The clinician orders a stain based on the likely pathogens, but no stain is 100% specific. Most samples are treated with Gram stain and, if mycobacteria are suspected, with an acid-fast stain. However, some pathogens are not easily visible using these stains; if these pathogens are suspected, different stains or other identification methods are required. Because microscopic detection usually requires a microbe concentration of at least about 1 ×104-5/mL, most body fluid specimens (eg, CSF) are concentrated (eg, by centrifugation) before examination.
The Gram stain does the following:
Such characteristics can direct antibiotic therapy pending definitive identification. Finding a mixture of microorganisms with multiple morphologies and staining characteristics on Gram stain suggests a contaminated specimen or a polymicrobial bacterial infection.
To do a Gram stain, technicians heat-fix specimen material to a slide and stain it by sequential exposure to Gram crystal violet, iodine, decolorizer, and counterstain (typically safranin).
These stains are used to identify the following:
Although detection of mycobacteria in sputum requires at least 10,000 organisms/mL, mycobacteria are often present in lower levels, so sensitivity is limited. Usually, several mL of sputum are decontaminated with sodium hydroxide and concentrated by centrifugation for acid-fast staining. Specificity is better, although some moderately acid-fast organisms are difficult to distinguish from mycobacteria.
These stains allow detection at lower concentrations (< 1 × 104 cells/mL). Examples are
Coupling a fluorescent dye to an antibody directed at a pathogen (direct or indirect immunofluorescence) should theoretically increase sensitivity and specificity. However, these tests are difficult to read and interpret, and few (eg, Pneumocystis and Legionella direct fluorescent antibody tests) are commercially available and commonly used.
This stain is used to detect mainly Cryptococcus neoformans and other encapsulated fungi in a cell suspension (eg, CSF sediment). The background field, rather than the organism itself, is stained, making any capsule around the organism visible as a halo. In CSF, the test is not as sensitive as cryptococcal antigen. Specificity is also limited; leukocytes may appear encapsulated.
These stains are used to detect intestinal protozoa.
The Gomori-Wheatley stain is used to detect microsporidia. It may miss helminth eggs and larvae and does not reliably identify Cryptosporidium. Fungi and human cells take up the stain.
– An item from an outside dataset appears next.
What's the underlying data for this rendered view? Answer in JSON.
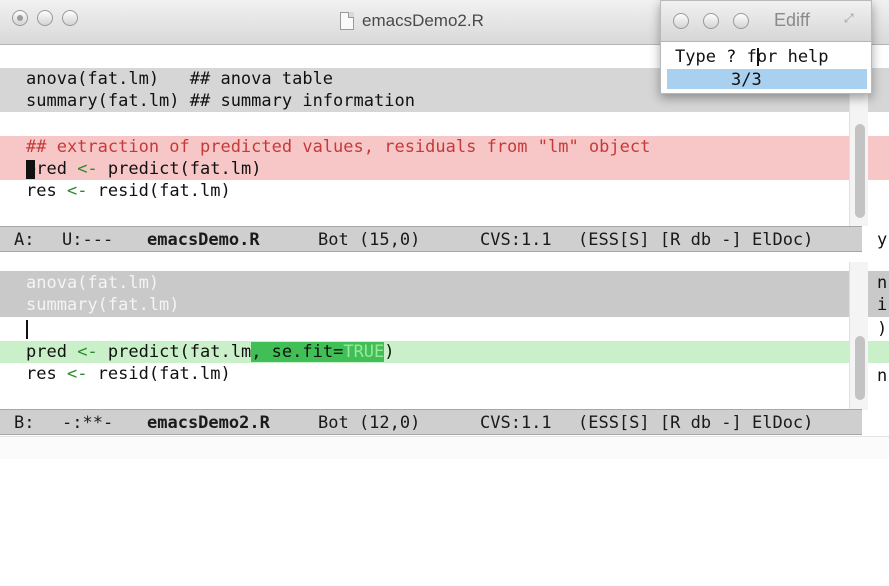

The iron hematoxylin stain differentially stains cells, cell inclusions, and nuclei. Helminth eggs may stain too dark to permit identification.